These factors also make it dangerous to talk about an ‘illiquidity’ premium in markets. Evidence in equity markets suggests some return premium for smaller, less liquid stocks. But such findings are of only limited value when looking at assets where no public secondary market exists, such as private equity or unlisted property. Indeed in areas such as private equity there is increasing evidence that the average money-weighted holding period return is close to that of the liquid market, when all costs are taken into account. This unpalatable fact is obscured by the good performance of the most successful private equity managers, the equal prominence given to poor and propitious vintages in the historical record, and difficulties in capturing the true post-sale value realised by investors in the sector.

Given these challenges, how should investors incorporate illiquidity into their thinking? The risk management cycle familiar to many trustees can provide a framework.

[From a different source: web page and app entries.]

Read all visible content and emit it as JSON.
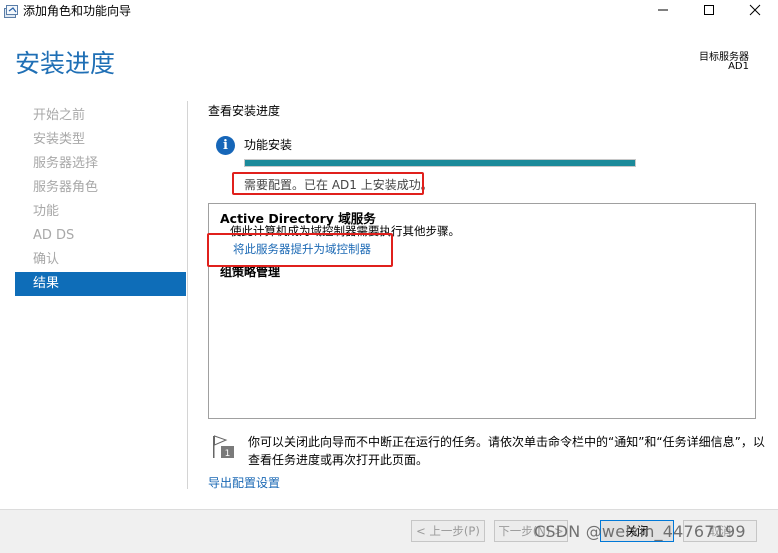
{
  "window": {
    "title": "添加角色和功能向导",
    "minimize_glyph": "—",
    "maximize_glyph": "☐",
    "close_glyph": "✕"
  },
  "header": {
    "title": "安装进度",
    "target_label": "目标服务器",
    "target_value": "AD1"
  },
  "sidebar": {
    "items": [
      {
        "label": "开始之前"
      },
      {
        "label": "安装类型"
      },
      {
        "label": "服务器选择"
      },
      {
        "label": "服务器角色"
      },
      {
        "label": "功能"
      },
      {
        "label": "AD DS"
      },
      {
        "label": "确认"
      },
      {
        "label": "结果"
      }
    ],
    "active_index": 7
  },
  "main": {
    "section_title": "查看安装进度",
    "info_glyph": "i",
    "feature_label": "功能安装",
    "progress_fraction": 1.0,
    "status_text": "需要配置。已在 AD1 上安装成功。",
    "results": {
      "ad_title": "Active Directory 域服务",
      "ad_desc": "使此计算机成为域控制器需要执行其他步骤。",
      "promote_link": "将此服务器提升为域控制器",
      "gp_title": "组策略管理"
    },
    "note_line1": "你可以关闭此向导而不中断正在运行的任务。请依次单击命令栏中的“通知”和“任务详细信息”，以",
    "note_line2": "查看任务进度或再次打开此页面。",
    "export_link": "导出配置设置"
  },
  "footer": {
    "prev": "< 上一步(P)",
    "next": "下一步(N) >",
    "close": "关闭",
    "cancel": "取消"
  },
  "watermark": "CSDN @weixin_44767199",
  "colors": {
    "accent": "#0e6db8",
    "progress": "#1b8a9a",
    "highlight": "#e0201c",
    "link": "#1a68b4"
  }
}
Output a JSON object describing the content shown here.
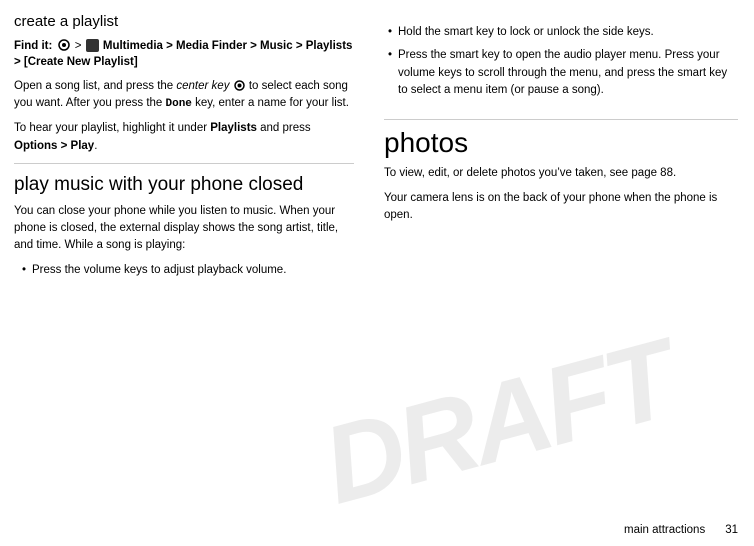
{
  "page": {
    "left_column": {
      "section1": {
        "title": "create a playlist",
        "find_it_label": "Find it:",
        "find_it_path": "Multimedia > Media Finder > Music > Playlists > [Create New Playlist]",
        "para1": "Open a song list, and press the center key",
        "para1_suffix": "to select each song you want. After you press the Done key, enter a name for your list.",
        "para2": "To hear your playlist, highlight it under Playlists and press Options > Play."
      },
      "section2": {
        "title": "play music with your phone closed",
        "para1": "You can close your phone while you listen to music. When your phone is closed, the external display shows the song artist, title, and time. While a song is playing:",
        "bullets": [
          {
            "bold_text": "Press the volume keys",
            "rest_text": " to adjust playback volume."
          }
        ]
      }
    },
    "right_column": {
      "bullets": [
        {
          "bold_text": "Hold the smart key",
          "rest_text": " to lock or unlock the side keys."
        },
        {
          "bold_text": "Press the smart key",
          "rest_text": " to open the audio player menu. Press your volume keys to scroll through the menu, and press the smart key to select a menu item (or pause a song)."
        }
      ],
      "section_photos": {
        "title": "photos",
        "para1": "To view, edit, or delete photos you’ve taken, see page 88.",
        "para2": "Your camera lens is on the back of your phone when the phone is open."
      }
    },
    "footer": {
      "text": "main attractions",
      "page_number": "31"
    },
    "watermark": "DRAFT"
  }
}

Many investors underestimate the importance of this first step. “Know thyself,” counselled Sun Tzu. The temptation to mimic the successful strategies of others, or else to ensure minimal difference from one’s peers, is strong. But as Yale endowment manager David Swensen and others have demonstrated, it is worthwhile investing time to analyse one’s circumstances thoroughly and dispassionately. Trustees should understand the potential links between illiquidity and the operational details of their fund. Key factors therefore include the expected cash flow profile, probability of unexpected redemptions or benefit payments, the liability structure and the relative magnitude of the investment in illiquid assets.

The illiquidity risks associated with individual securities, sectors or markets are often easy to identify. Historical experience provides examples - not only in unlisted markets, but also in listed markets. The redemption and valuation terms of commingled vehicles such as trusts, syndicates, partnerships and OTC derivatives are usually detailed clearly in advance.

Illiquidity risk is often crystallised by an unexpected need to sell assets. For defined contribution funds, this usually arises from unexpected cash outflows, a situation exacerbated in Australia by both choice of fund and by member investment choice. For defined benefit funds, the potential for changes from the liability side or the sponsor’s objectives or situation are key considerations. Exogenous factors such as regulatory change can also play a role. Importantly, illiquidity risk can be highly correlated across assets, reflecting the macro dimension to illiquidity.

There are five classes of strategies that can potentially be applied to liquidity risk:

1. Avoid those risks that pose too great a threat to the well-being of the fund to be acceptable.

2. Accept those where it comes with an adequate return premium attached.

3. Reduce the frequency of problems. Conduct careful due diligence on the redemption and valuation conditions of all unlisted portfolio holdings to ensure there are no unexpected risks. It is also important to place limits on exposure to illiquid assets, both individually and collectively.

4. Reduce the impact of problems, especially through careful diversification, allowing for the fact that liquidity squeezes can be contagious.

5. Transfer the risks. This may be difficult at a security level, but some investors may be able to maintain a line of credit to assist when short term liquidity is required.

Trustees should review continuously the circumstances of the portfolio. This includes all holdings; markets in which it is invested; the counterparties on which it relies; cash flows through and within the portfolio; the regulatory and taxation environment; and behaviour of the underlying investors or members.

Scott Donald, is director of capital markets, Russell Investment Group, based in Sydney